### DIRECTIONS
I would like every entry below written out exactly.

### RAW DATA
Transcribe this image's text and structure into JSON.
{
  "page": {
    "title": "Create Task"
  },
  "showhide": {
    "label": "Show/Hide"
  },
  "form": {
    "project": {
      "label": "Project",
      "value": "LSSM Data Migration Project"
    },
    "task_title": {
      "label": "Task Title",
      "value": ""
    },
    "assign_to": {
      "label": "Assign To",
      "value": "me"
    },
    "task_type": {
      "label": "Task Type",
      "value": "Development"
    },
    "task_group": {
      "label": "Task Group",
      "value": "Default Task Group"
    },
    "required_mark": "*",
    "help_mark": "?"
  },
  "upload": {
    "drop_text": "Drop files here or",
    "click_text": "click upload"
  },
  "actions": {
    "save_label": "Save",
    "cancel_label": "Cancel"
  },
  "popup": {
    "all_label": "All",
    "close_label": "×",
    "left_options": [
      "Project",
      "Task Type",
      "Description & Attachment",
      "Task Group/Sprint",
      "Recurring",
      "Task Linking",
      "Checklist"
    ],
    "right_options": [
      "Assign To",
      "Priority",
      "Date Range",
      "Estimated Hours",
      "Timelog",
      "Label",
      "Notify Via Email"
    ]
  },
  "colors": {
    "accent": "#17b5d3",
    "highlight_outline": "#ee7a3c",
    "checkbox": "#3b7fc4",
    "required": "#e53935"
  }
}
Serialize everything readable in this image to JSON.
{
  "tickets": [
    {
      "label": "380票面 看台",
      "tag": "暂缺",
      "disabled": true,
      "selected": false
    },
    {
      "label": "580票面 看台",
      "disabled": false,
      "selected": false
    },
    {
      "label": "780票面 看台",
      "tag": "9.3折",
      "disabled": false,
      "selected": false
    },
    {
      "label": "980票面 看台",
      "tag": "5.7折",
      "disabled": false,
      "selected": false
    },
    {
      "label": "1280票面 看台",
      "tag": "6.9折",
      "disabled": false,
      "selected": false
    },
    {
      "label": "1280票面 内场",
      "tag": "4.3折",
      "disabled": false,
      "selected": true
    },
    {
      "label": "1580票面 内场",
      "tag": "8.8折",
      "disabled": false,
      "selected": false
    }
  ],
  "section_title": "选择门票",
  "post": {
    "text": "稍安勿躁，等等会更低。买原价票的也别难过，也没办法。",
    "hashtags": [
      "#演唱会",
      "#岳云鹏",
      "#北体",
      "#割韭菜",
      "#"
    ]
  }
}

### SOLVED PROBLEM
Transcribe this image's text and structure into JSON.
{
  "page": {
    "title": "Create Task"
  },
  "showhide": {
    "label": "Show/Hide"
  },
  "form": {
    "project": {
      "label": "Project",
      "value": "LSSM Data Migration Project"
    },
    "task_title": {
      "label": "Task Title",
      "value": ""
    },
    "assign_to": {
      "label": "Assign To",
      "value": "me"
    },
    "task_type": {
      "label": "Task Type",
      "value": "Development"
    },
    "task_group": {
      "label": "Task Group",
      "value": "Default Task Group"
    },
    "required_mark": "*",
    "help_mark": "?"
  },
  "upload": {
    "drop_text": "Drop files here or",
    "click_text": "click upload"
  },
  "actions": {
    "save_label": "Save",
    "cancel_label": "Cancel"
  },
  "popup": {
    "all_label": "All",
    "close_label": "×",
    "left_options": [
      "Project",
      "Task Type",
      "Description & Attachment",
      "Task Group/Sprint",
      "Recurring",
      "Task Linking",
      "Checklist"
    ],
    "right_options": [
      "Assign To",
      "Priority",
      "Date Range",
      "Estimated Hours",
      "Timelog",
      "Label",
      "Notify Via Email"
    ]
  },
  "colors": {
    "accent": "#17b5d3",
    "highlight_outline": "#ee7a3c",
    "checkbox": "#3b7fc4",
    "required": "#e53935"
  }
}
Serialize everything readable in this image to JSON.
{
  "tickets": [
    {
      "label": "380票面 看台",
      "tag": "暂缺",
      "disabled": true,
      "selected": false
    },
    {
      "label": "580票面 看台",
      "disabled": false,
      "selected": false
    },
    {
      "label": "780票面 看台",
      "tag": "9.3折",
      "disabled": false,
      "selected": false
    },
    {
      "label": "980票面 看台",
      "tag": "5.7折",
      "disabled": false,
      "selected": false
    },
    {
      "label": "1280票面 看台",
      "tag": "6.9折",
      "disabled": false,
      "selected": false
    },
    {
      "label": "1280票面 内场",
      "tag": "4.3折",
      "disabled": false,
      "selected": true
    },
    {
      "label": "1580票面 内场",
      "tag": "8.8折",
      "disabled": false,
      "selected": false
    }
  ],
  "section_title": "选择门票",
  "post": {
    "text": "稍安勿躁，等等会更低。买原价票的也别难过，也没办法。",
    "hashtags": [
      "#演唱会",
      "#岳云鹏",
      "#北体",
      "#割韭菜",
      "#"
    ]
  }
}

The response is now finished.